[Interface dataset entries]
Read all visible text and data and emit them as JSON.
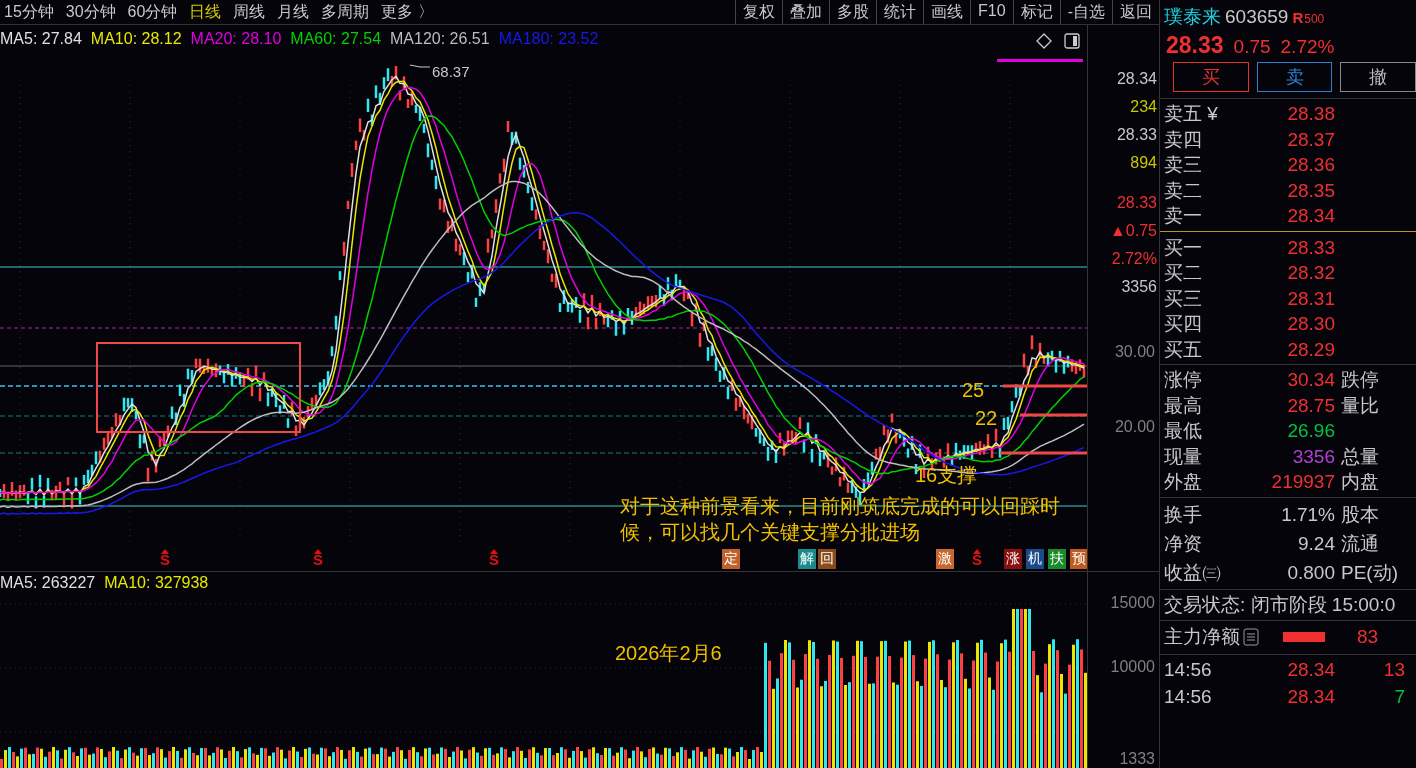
{
  "toolbar": {
    "periods": [
      {
        "label": "15分钟",
        "selected": false
      },
      {
        "label": "30分钟",
        "selected": false
      },
      {
        "label": "60分钟",
        "selected": false
      },
      {
        "label": "日线",
        "selected": true
      },
      {
        "label": "周线",
        "selected": false
      },
      {
        "label": "月线",
        "selected": false
      },
      {
        "label": "多周期",
        "selected": false
      },
      {
        "label": "更多 〉",
        "selected": false
      }
    ],
    "buttons": [
      "复权",
      "叠加",
      "多股",
      "统计",
      "画线",
      "F10",
      "标记",
      "-自选",
      "返回"
    ]
  },
  "legend": [
    {
      "text": "MA5: 27.84",
      "color": "#e0e0e0"
    },
    {
      "text": "MA10: 28.12",
      "color": "#e8e800"
    },
    {
      "text": "MA20: 28.10",
      "color": "#e000e0"
    },
    {
      "text": "MA60: 27.54",
      "color": "#00d000"
    },
    {
      "text": "MA120: 26.51",
      "color": "#bdbdbd"
    },
    {
      "text": "MA180: 23.52",
      "color": "#1818e8"
    }
  ],
  "peak_label": "68.37",
  "price_axis": {
    "info": [
      {
        "text": "28.34",
        "kind": "plain"
      },
      {
        "text": "234",
        "kind": "volume"
      },
      {
        "text": "28.33",
        "kind": "plain"
      },
      {
        "text": "894",
        "kind": "volume"
      },
      {
        "text": "28.33",
        "kind": "up"
      },
      {
        "text": "▲0.75",
        "kind": "up"
      },
      {
        "text": "2.72%",
        "kind": "up"
      },
      {
        "text": "3356",
        "kind": "plain"
      }
    ],
    "ticks": [
      "30.00",
      "20.00"
    ]
  },
  "markers": [
    {
      "kind": "s",
      "label": "S"
    },
    {
      "kind": "s",
      "label": "S"
    },
    {
      "kind": "s",
      "label": "S"
    },
    {
      "kind": "tag",
      "label": "定",
      "color": "#c0602a"
    },
    {
      "kind": "tag",
      "label": "解",
      "color": "#1a8a8a"
    },
    {
      "kind": "tag",
      "label": "回",
      "color": "#8a4a1a"
    },
    {
      "kind": "tag",
      "label": "激",
      "color": "#c8682e"
    },
    {
      "kind": "s",
      "label": "S"
    },
    {
      "kind": "tag",
      "label": "涨",
      "color": "#8a1010"
    },
    {
      "kind": "tag",
      "label": "机",
      "color": "#1a4a8a"
    },
    {
      "kind": "tag",
      "label": "扶",
      "color": "#1a8a2a"
    },
    {
      "kind": "tag",
      "label": "预",
      "color": "#c05a20"
    }
  ],
  "annotations": {
    "labels": [
      "25",
      "22",
      "16支撑"
    ],
    "note": "对于这种前景看来，目前刚筑底完成的可以回踩时候，可以找几个关键支撑分批进场"
  },
  "volume": {
    "legend": [
      {
        "text": "MA5: 263227",
        "color": "#e0e0e0"
      },
      {
        "text": "MA10: 327938",
        "color": "#e8e800"
      }
    ],
    "note": "2026年2月6",
    "ticks": [
      "15000",
      "10000",
      "1333"
    ]
  },
  "panel": {
    "name": "璞泰来",
    "code": "603659",
    "badge_letter": "R",
    "badge": "500",
    "quote": {
      "price": "28.33",
      "change": "0.75",
      "percent": "2.72%"
    },
    "actions": [
      {
        "label": "买",
        "kind": "buy"
      },
      {
        "label": "卖",
        "kind": "sell"
      },
      {
        "label": "撤",
        "kind": "cancel"
      }
    ],
    "asks": [
      {
        "label": "卖五 ¥",
        "price": "28.38"
      },
      {
        "label": "卖四",
        "price": "28.37"
      },
      {
        "label": "卖三",
        "price": "28.36"
      },
      {
        "label": "卖二",
        "price": "28.35"
      },
      {
        "label": "卖一",
        "price": "28.34"
      }
    ],
    "bids": [
      {
        "label": "买一",
        "price": "28.33"
      },
      {
        "label": "买二",
        "price": "28.32"
      },
      {
        "label": "买三",
        "price": "28.31"
      },
      {
        "label": "买四",
        "price": "28.30"
      },
      {
        "label": "买五",
        "price": "28.29"
      }
    ],
    "stats": [
      {
        "label": "涨停",
        "value": "30.34",
        "color": "#f03030",
        "label2": "跌停"
      },
      {
        "label": "最高",
        "value": "28.75",
        "color": "#f03030",
        "label2": "量比"
      },
      {
        "label": "最低",
        "value": "26.96",
        "color": "#00c040"
      },
      {
        "label": "现量",
        "value": "3356",
        "color": "#b040d0",
        "label2": "总量"
      },
      {
        "label": "外盘",
        "value": "219937",
        "color": "#f03030",
        "label2": "内盘"
      }
    ],
    "info": [
      {
        "label": "换手",
        "value": "1.71%",
        "label2": "股本"
      },
      {
        "label": "净资",
        "value": "9.24",
        "label2": "流通"
      },
      {
        "label": "收益㈢",
        "value": "0.800",
        "label2": "PE(动)"
      }
    ],
    "status": "交易状态: 闭市阶段 15:00:0",
    "flow": {
      "label": "主力净额",
      "value": "83"
    },
    "ticks": [
      {
        "time": "14:56",
        "price": "28.34",
        "volume": "13",
        "color": "#f03030"
      },
      {
        "time": "14:56",
        "price": "28.34",
        "volume": "7",
        "color": "#00c040"
      }
    ]
  }
}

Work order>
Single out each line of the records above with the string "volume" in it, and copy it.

Task result>
        "kind": "volume"
        "kind": "volume"
  "volume": {
        "volume": "13",
        "volume": "7",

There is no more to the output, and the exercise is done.